(Data entries)
________________________________________
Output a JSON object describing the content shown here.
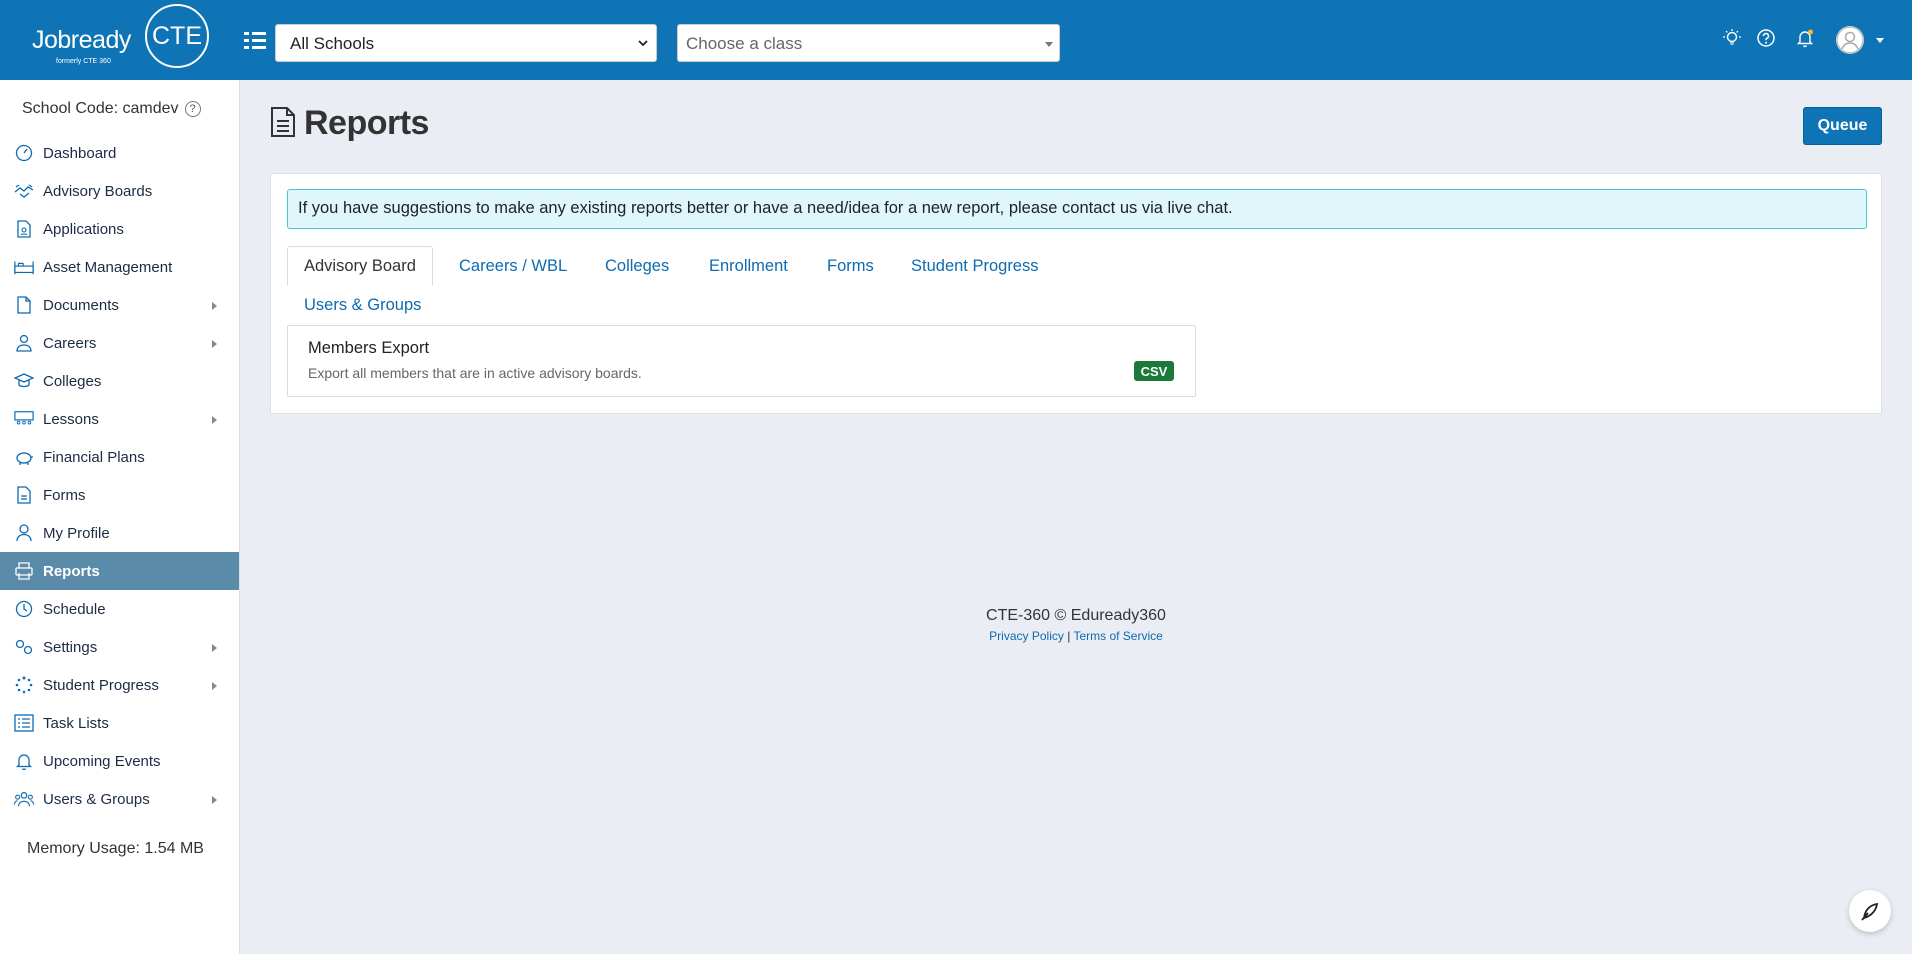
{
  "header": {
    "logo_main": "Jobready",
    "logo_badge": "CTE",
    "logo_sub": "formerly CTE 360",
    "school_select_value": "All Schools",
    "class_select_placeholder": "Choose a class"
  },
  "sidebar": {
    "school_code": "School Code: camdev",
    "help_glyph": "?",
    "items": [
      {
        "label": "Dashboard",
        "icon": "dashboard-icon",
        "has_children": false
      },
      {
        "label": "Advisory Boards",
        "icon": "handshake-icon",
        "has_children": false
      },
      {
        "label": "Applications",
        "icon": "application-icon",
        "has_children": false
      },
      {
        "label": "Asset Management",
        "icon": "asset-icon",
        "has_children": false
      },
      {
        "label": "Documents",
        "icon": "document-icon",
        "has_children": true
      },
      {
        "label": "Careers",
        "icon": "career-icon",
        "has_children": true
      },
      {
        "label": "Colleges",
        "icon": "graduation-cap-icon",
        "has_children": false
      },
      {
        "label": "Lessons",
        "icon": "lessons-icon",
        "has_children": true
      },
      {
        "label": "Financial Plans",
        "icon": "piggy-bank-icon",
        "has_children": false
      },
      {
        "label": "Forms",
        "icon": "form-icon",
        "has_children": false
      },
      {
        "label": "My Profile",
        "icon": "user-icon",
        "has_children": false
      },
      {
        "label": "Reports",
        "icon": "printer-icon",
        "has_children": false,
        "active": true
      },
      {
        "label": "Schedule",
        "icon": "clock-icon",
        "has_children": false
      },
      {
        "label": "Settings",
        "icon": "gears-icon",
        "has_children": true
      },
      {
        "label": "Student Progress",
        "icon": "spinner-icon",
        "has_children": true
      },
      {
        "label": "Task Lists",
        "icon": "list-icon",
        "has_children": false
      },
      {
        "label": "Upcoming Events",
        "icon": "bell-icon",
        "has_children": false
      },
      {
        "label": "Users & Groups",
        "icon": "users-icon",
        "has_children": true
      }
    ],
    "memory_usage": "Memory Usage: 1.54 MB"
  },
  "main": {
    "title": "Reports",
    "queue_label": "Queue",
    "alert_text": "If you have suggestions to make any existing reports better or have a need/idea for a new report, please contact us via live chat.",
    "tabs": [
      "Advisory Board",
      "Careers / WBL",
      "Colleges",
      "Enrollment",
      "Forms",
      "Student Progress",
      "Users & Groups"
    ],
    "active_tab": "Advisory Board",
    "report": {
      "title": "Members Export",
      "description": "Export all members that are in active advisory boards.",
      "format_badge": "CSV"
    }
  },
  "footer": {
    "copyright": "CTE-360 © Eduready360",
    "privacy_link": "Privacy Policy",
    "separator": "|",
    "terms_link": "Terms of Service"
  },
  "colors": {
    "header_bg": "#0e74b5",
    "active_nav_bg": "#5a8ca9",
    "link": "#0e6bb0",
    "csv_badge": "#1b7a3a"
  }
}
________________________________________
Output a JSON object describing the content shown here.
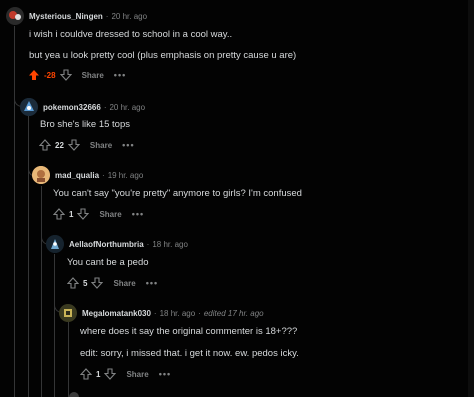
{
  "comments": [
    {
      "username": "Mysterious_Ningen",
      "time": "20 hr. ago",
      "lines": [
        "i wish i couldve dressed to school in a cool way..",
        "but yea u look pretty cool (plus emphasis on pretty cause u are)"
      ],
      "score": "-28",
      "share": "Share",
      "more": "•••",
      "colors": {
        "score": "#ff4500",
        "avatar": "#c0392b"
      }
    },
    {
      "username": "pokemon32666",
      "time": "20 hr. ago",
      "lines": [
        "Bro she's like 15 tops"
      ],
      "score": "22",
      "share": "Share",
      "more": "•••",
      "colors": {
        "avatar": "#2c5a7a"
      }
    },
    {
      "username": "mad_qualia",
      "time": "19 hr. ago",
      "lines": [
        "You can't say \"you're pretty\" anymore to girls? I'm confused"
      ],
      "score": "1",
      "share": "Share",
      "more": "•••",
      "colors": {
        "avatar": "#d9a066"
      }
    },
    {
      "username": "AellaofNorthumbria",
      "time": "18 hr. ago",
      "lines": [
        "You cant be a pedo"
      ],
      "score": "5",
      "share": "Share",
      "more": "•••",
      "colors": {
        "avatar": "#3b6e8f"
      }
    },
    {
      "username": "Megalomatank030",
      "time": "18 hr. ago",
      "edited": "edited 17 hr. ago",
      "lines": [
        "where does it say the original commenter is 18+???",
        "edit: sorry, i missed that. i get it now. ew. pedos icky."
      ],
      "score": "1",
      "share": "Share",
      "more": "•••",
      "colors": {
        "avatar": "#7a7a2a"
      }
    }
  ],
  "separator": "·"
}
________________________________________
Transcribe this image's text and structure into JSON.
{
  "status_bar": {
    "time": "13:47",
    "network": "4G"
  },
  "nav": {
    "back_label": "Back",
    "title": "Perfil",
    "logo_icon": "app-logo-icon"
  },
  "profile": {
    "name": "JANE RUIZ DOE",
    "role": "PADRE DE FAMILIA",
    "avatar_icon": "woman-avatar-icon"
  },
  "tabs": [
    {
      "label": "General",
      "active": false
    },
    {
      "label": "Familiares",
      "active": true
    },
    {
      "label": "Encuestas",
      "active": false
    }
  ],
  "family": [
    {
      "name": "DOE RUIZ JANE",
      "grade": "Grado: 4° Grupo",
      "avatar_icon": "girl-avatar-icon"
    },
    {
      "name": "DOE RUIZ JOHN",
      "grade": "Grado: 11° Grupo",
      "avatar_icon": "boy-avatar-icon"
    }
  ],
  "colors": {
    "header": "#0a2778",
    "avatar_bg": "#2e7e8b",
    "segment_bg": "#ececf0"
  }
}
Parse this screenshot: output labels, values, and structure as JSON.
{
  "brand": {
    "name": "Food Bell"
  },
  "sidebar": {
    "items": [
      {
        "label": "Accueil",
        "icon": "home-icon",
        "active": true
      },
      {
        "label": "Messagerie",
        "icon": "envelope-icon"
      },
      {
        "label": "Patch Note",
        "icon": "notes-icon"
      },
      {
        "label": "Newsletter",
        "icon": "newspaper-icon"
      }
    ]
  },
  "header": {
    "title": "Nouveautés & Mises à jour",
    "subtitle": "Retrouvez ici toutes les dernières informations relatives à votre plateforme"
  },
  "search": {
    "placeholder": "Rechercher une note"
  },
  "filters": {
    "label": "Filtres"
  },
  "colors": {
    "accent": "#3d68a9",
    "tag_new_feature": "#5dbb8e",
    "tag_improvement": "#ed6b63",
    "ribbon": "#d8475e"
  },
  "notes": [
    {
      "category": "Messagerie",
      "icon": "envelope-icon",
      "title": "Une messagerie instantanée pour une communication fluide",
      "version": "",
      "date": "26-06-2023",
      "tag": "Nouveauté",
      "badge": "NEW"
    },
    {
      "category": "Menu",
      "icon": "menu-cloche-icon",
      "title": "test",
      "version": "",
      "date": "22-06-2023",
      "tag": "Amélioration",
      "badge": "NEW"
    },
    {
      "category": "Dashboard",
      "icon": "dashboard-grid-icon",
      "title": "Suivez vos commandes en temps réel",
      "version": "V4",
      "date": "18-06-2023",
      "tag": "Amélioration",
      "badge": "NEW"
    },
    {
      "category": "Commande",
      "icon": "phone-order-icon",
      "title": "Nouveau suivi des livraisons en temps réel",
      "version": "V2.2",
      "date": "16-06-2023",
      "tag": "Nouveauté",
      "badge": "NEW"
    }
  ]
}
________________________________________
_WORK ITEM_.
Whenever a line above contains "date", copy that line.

_EXPECTED OUTPUT_.
      "date": "26-06-2023",
      "date": "22-06-2023",
      "date": "18-06-2023",
      "date": "16-06-2023",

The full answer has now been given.